Finally, “hold on to what is good and every kind of evil”. If we receive counsel that is good and is in line with Scripture, we should “hold fast” to it. If the counsel is harmful and not in line with Scripture, we should reject it. This is crucial regarding preaching and teaching God’s Word. The preaching and teaching from the pulpit, in youth talk or youth group, in Bible Studies, or children ministry must be scriptural, bible-based teaching that we can refer back to God’s Word.
4) The God of peace who sanctifies us
After Paul explained to Thessalonians church about the life of the congregation in regards to its leadership, its love, and its worship. Throughout this letter, he has addressed our doctrine and our life, what we believe and how we live.
Our life of faith grows and trusts the Lord, our life of love that serves those in the church, and our life of hope that is confident in the future and knows that this life of faith, love and hope is not an accident. The life of the church is formed by God in the context of the gospel.
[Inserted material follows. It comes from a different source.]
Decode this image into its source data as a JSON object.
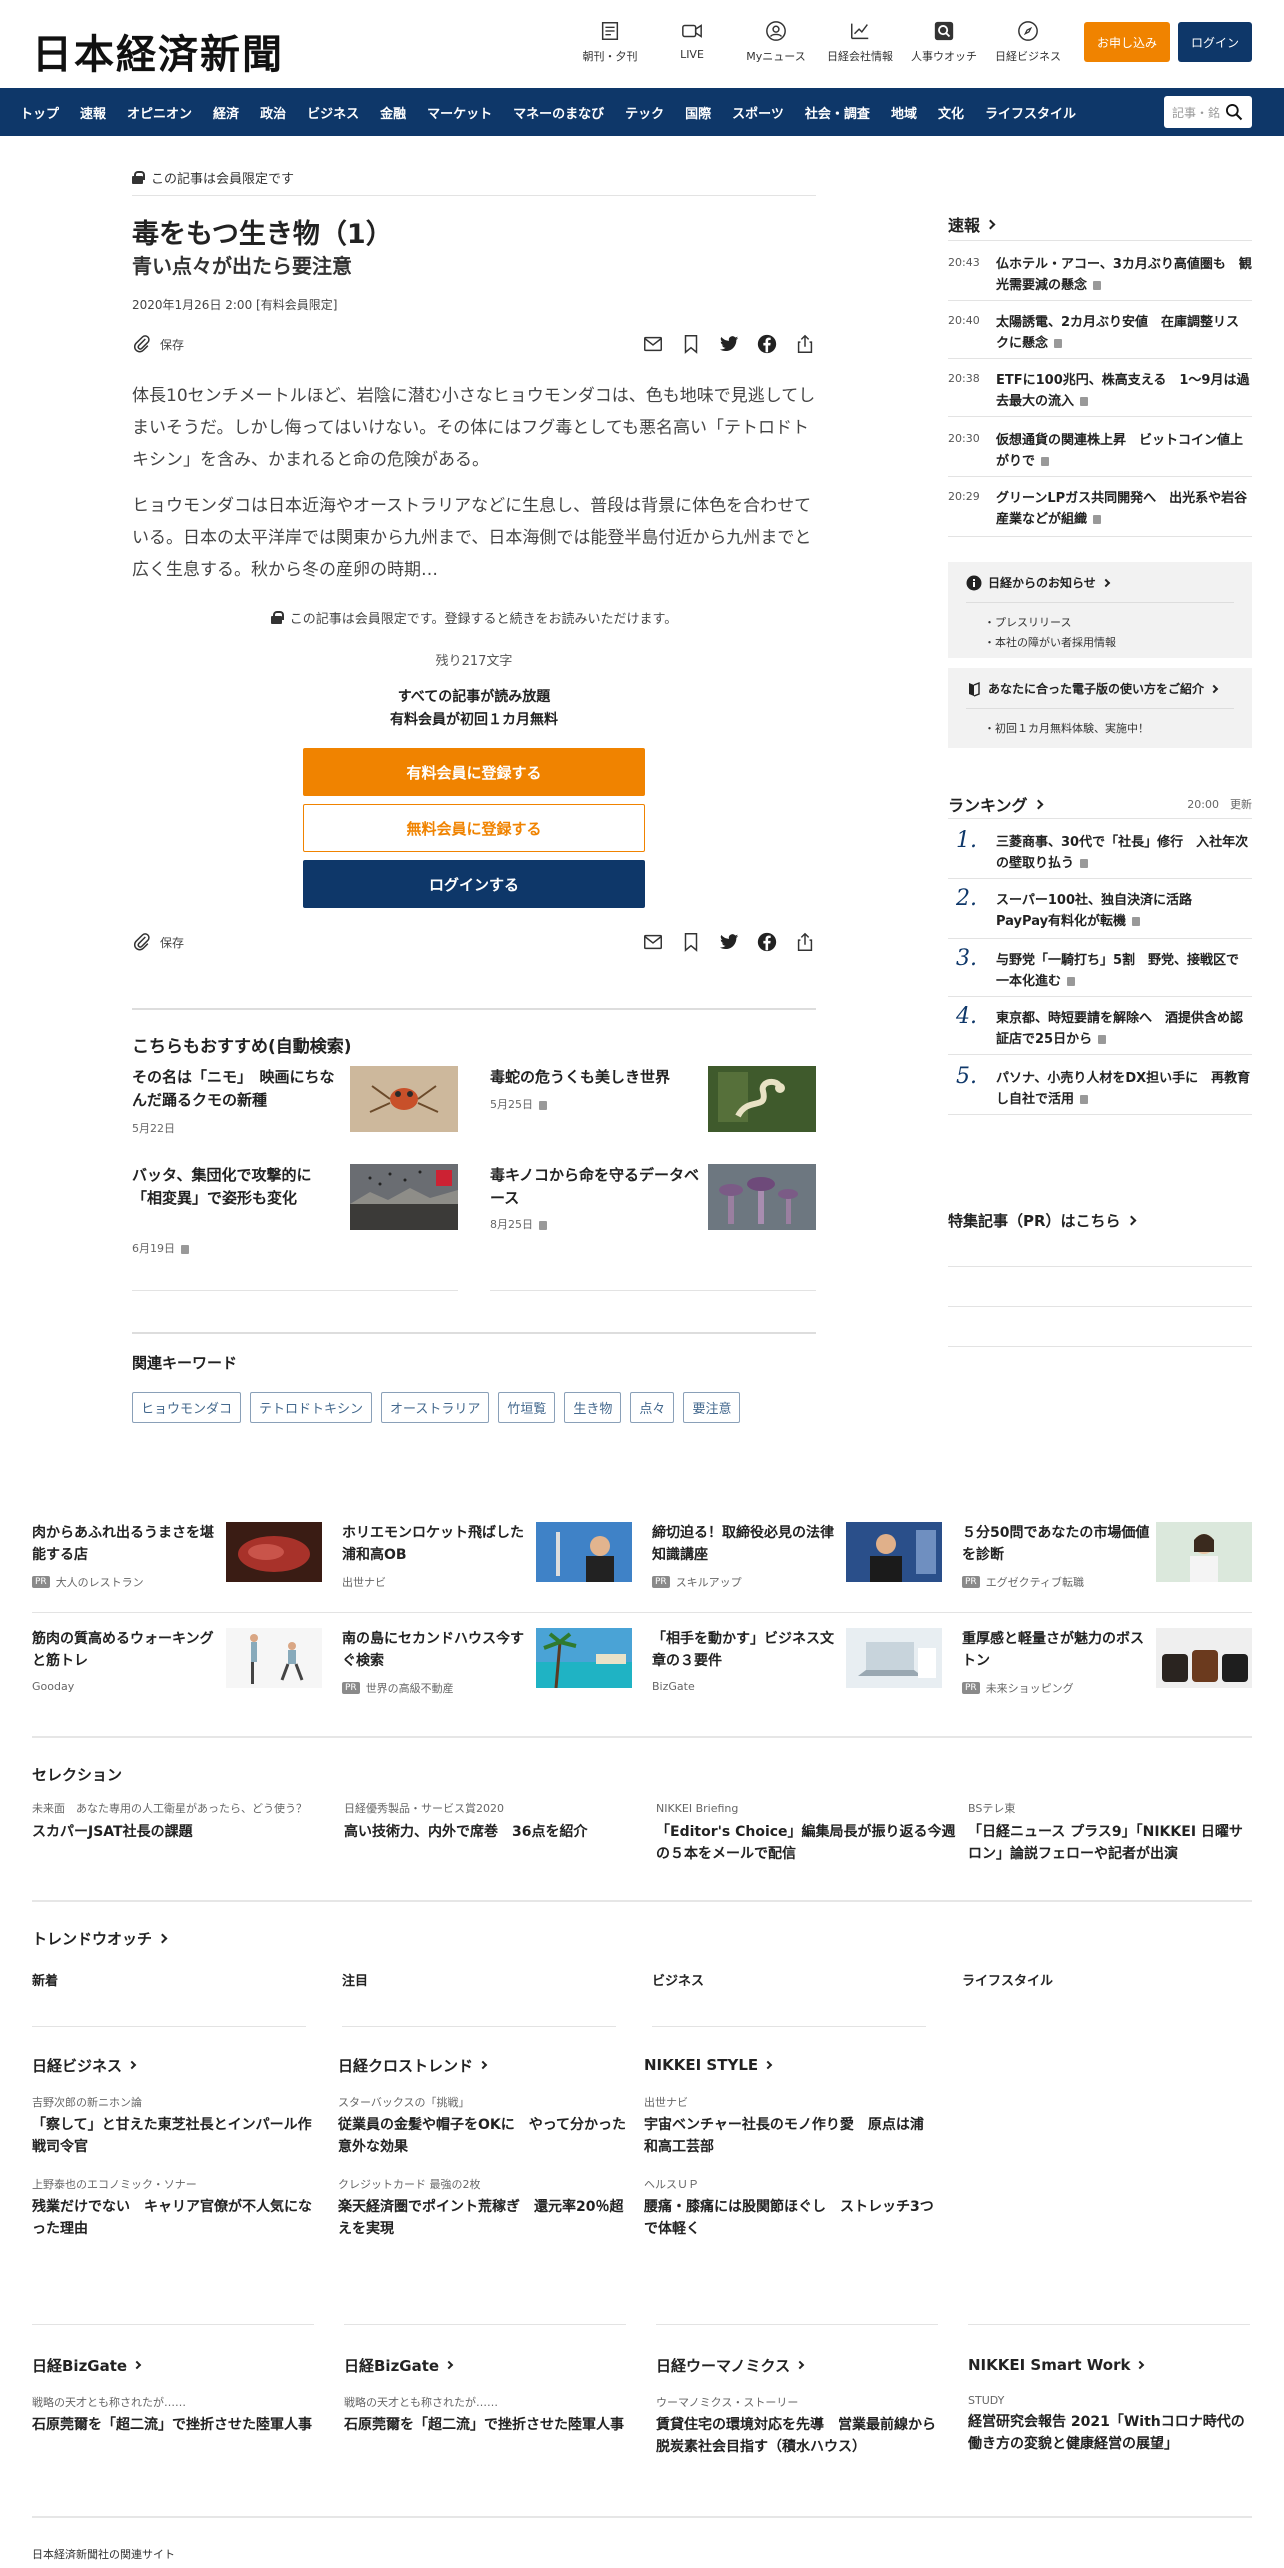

Faith, love and hope are possible because of God’s promise, as Paul concludes in verse 23, “May God himself, the God of peace, sanctify you through and through. May your whole spirit, soul and body be kept blameless at the coming of our Lord Jesus Christ” (1 Thessalonians 5:23)
Whatever God calls us to do, in terms of being obedient or loving one another, in terms of our relationships, work and business practice, or sexual purity, all those commands included under what it means to live a life that pleases God. And all of these must first of all be rooted in the gospel. If we do not get that, our whole life will be one of frustration. Paul came into Thessalonica with the gospel message, and he did not have the time to stay there and teach them all he intended, but Paul had confidence in God. God would continue to work and transform these Christians, and God has promised he will continue that work in our lives as well. When Paul wants to encourage us, he ties everything back to the gospel and explains in verse 24, “The one who calls you is faithful, and he will do it.” (1 Thessalonians 5:24)
So let us be confident that God will keep his promises. God is faithful, and he will finish what he started.
And let us finish by reminding of our response to his Word today:
- Be self-controlled; disciplined living is a mark of the Spirit in our lives.
- Studying prophecy is good, but it is better to live in obedience to the prophetic Word of God.
- We are to live with habits, character, and purposes that can withstand the glare of daylight exposure—the scrutiny of God. We are not to live a dark life, hidden in its intentions or practices.
- Show respect for your Christian leaders and parents.
- Trust God to do his part in our sanctification & growth as we do our part.
And this conclude today’s passage. We will start a new series on 2 Thessalonians next week.